[Requirement]:
Please copy each line in the records below that contains the string "equalizer".

Records contained in a dataset:
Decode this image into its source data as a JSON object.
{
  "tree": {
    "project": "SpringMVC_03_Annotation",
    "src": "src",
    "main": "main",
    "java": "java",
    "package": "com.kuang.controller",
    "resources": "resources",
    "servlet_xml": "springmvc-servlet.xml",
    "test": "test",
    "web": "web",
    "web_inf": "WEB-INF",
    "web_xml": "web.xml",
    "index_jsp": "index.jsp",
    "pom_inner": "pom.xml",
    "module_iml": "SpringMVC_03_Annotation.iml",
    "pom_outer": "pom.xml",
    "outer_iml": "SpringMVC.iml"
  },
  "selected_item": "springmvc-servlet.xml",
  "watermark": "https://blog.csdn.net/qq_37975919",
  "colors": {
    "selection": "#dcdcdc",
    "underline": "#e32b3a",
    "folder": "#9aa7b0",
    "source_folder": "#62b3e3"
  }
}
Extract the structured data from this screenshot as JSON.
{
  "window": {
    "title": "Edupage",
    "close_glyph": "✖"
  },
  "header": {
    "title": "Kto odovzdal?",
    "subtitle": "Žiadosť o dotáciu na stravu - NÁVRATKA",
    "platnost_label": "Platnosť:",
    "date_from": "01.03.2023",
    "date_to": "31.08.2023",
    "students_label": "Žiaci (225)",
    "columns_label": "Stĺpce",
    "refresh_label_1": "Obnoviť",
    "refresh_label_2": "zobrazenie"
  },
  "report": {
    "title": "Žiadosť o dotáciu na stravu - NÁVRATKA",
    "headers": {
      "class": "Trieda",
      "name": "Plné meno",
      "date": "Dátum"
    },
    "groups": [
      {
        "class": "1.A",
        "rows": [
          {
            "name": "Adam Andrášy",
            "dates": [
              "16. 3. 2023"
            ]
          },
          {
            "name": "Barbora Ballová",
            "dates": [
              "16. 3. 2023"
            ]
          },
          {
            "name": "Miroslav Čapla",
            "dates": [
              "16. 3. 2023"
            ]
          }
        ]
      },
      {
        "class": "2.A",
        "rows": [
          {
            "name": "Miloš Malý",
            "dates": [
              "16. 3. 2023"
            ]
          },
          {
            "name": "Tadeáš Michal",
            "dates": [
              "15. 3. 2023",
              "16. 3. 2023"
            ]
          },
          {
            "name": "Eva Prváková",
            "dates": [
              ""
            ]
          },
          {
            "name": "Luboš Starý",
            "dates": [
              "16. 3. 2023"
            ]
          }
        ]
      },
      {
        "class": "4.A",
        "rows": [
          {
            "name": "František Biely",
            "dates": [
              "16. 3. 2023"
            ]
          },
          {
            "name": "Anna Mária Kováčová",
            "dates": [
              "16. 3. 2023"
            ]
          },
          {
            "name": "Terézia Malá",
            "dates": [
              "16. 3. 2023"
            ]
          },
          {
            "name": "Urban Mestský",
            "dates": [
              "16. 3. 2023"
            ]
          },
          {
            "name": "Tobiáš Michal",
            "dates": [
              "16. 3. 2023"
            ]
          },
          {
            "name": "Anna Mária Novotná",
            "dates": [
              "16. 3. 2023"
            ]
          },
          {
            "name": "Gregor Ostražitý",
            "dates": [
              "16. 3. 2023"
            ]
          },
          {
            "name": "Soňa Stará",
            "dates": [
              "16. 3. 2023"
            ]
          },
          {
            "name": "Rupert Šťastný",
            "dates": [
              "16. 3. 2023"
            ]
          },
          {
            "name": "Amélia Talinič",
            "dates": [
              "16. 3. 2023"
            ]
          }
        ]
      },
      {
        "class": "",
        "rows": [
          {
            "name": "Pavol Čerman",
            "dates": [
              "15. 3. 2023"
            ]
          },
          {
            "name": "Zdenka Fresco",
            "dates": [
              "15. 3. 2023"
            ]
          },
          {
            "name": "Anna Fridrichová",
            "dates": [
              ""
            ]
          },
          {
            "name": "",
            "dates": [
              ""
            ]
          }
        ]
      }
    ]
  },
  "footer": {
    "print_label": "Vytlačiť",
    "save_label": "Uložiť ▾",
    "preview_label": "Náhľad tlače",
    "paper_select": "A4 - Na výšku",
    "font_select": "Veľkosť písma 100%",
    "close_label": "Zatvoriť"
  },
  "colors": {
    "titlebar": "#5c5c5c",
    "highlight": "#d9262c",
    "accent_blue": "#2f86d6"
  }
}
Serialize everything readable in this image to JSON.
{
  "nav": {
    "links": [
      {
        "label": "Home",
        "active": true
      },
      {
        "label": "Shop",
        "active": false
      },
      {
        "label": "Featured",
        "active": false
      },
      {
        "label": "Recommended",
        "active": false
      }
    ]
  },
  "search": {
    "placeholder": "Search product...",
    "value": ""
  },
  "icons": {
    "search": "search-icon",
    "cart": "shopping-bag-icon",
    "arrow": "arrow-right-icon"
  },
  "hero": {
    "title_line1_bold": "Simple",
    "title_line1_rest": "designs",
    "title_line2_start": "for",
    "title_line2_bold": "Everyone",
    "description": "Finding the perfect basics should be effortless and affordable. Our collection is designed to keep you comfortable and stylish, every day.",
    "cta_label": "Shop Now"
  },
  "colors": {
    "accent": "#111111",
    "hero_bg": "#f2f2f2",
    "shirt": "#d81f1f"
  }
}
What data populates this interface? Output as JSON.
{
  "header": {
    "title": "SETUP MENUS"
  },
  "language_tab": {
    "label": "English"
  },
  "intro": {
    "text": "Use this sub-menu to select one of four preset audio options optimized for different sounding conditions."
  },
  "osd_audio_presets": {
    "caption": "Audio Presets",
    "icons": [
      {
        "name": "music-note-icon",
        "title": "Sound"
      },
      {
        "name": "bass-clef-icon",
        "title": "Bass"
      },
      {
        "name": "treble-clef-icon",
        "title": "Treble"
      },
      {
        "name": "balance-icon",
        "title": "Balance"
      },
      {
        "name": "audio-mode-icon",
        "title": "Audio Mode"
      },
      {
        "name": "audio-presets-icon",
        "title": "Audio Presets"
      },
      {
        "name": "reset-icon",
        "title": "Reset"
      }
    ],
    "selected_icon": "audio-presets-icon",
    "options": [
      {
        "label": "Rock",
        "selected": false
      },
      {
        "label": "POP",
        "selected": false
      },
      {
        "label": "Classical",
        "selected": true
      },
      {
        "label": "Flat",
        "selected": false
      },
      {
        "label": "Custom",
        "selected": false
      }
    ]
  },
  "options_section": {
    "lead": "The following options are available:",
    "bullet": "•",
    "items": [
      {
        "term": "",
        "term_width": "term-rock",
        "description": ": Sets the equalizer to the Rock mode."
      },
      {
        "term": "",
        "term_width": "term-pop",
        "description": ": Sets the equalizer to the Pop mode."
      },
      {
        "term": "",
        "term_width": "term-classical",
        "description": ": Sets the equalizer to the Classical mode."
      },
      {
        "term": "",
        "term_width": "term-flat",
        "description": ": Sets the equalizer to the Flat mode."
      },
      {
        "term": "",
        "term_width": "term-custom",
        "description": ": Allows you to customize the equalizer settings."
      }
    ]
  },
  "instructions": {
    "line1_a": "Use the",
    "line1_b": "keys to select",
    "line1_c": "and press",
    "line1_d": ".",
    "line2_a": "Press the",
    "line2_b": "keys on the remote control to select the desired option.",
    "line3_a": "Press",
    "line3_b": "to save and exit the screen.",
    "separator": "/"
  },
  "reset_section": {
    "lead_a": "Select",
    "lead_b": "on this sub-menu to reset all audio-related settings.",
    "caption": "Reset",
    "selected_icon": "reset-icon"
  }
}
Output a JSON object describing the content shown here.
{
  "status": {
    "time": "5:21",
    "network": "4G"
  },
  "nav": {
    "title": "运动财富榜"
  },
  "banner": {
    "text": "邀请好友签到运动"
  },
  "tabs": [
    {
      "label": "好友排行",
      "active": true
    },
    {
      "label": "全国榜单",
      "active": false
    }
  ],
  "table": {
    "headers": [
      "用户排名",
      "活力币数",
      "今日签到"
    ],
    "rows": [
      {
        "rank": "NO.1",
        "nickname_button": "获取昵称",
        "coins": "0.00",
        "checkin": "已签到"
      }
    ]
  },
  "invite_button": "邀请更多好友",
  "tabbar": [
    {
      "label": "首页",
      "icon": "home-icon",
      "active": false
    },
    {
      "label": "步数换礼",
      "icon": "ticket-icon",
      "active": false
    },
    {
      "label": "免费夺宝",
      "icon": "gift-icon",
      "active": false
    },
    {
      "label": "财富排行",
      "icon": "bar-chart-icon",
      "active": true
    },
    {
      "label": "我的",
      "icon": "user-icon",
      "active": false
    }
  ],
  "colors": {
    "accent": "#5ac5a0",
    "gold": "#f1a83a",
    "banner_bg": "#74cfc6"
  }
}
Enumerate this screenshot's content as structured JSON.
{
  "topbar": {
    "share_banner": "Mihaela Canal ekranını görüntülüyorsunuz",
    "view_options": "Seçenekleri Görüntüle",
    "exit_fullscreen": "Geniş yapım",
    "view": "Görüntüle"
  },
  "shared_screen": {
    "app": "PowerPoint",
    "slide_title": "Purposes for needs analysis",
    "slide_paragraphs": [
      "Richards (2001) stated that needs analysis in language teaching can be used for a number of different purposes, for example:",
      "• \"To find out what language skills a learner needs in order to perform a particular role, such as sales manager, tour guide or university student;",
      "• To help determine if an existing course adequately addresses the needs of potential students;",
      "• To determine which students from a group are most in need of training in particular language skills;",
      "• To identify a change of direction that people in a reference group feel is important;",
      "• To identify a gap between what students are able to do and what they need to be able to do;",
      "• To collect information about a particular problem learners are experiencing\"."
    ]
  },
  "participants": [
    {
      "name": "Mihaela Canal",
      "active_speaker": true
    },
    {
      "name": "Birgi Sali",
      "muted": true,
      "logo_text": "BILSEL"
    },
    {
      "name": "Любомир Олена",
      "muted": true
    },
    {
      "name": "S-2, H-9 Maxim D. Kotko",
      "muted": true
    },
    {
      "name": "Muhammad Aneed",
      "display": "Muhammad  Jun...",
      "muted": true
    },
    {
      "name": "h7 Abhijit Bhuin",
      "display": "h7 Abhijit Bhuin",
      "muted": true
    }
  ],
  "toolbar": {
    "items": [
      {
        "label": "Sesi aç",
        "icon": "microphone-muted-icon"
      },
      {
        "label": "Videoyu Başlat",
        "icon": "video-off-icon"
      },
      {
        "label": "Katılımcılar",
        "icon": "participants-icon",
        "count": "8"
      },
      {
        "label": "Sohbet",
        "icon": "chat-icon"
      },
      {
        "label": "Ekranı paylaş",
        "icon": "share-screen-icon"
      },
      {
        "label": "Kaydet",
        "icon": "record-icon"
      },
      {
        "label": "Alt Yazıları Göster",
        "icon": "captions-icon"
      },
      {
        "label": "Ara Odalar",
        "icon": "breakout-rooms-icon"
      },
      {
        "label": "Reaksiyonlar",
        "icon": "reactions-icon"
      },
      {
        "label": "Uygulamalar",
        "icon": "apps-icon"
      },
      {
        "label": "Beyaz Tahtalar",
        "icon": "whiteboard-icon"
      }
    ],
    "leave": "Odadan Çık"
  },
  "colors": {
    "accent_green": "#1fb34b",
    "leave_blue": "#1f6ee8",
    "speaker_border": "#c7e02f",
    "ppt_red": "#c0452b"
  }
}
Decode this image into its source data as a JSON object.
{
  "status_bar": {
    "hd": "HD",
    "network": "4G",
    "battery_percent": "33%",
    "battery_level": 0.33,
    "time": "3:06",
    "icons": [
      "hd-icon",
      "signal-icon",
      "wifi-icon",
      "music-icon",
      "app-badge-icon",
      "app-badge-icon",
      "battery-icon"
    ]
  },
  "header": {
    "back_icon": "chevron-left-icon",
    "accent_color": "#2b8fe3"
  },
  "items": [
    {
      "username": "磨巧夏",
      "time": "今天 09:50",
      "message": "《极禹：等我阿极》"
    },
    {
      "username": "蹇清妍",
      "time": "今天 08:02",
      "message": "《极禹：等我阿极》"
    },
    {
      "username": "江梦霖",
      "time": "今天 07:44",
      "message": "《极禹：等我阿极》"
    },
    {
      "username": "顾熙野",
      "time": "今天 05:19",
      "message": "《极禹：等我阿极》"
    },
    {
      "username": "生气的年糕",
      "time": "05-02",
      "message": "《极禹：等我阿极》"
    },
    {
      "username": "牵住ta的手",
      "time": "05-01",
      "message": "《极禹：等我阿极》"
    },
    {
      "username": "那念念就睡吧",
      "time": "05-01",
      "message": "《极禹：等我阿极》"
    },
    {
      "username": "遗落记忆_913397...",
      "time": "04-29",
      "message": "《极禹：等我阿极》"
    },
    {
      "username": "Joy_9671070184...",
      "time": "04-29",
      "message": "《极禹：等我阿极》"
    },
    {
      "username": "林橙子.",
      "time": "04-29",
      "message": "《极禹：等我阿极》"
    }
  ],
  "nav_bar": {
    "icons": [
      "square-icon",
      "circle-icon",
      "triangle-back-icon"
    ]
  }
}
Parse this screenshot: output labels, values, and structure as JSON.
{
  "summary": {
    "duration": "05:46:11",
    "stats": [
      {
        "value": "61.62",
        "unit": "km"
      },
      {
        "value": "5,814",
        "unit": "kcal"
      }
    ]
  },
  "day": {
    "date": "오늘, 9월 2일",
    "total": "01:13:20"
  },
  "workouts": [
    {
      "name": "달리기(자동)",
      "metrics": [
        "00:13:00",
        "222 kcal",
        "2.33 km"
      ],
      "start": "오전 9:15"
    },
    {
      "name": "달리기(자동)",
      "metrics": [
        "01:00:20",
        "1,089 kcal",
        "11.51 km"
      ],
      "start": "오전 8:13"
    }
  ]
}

[Written response]:
        "description": ": Sets the equalizer to the Rock mode."
        "description": ": Sets the equalizer to the Pop mode."
        "description": ": Sets the equalizer to the Classical mode."
        "description": ": Sets the equalizer to the Flat mode."
        "description": ": Allows you to customize the equalizer settings."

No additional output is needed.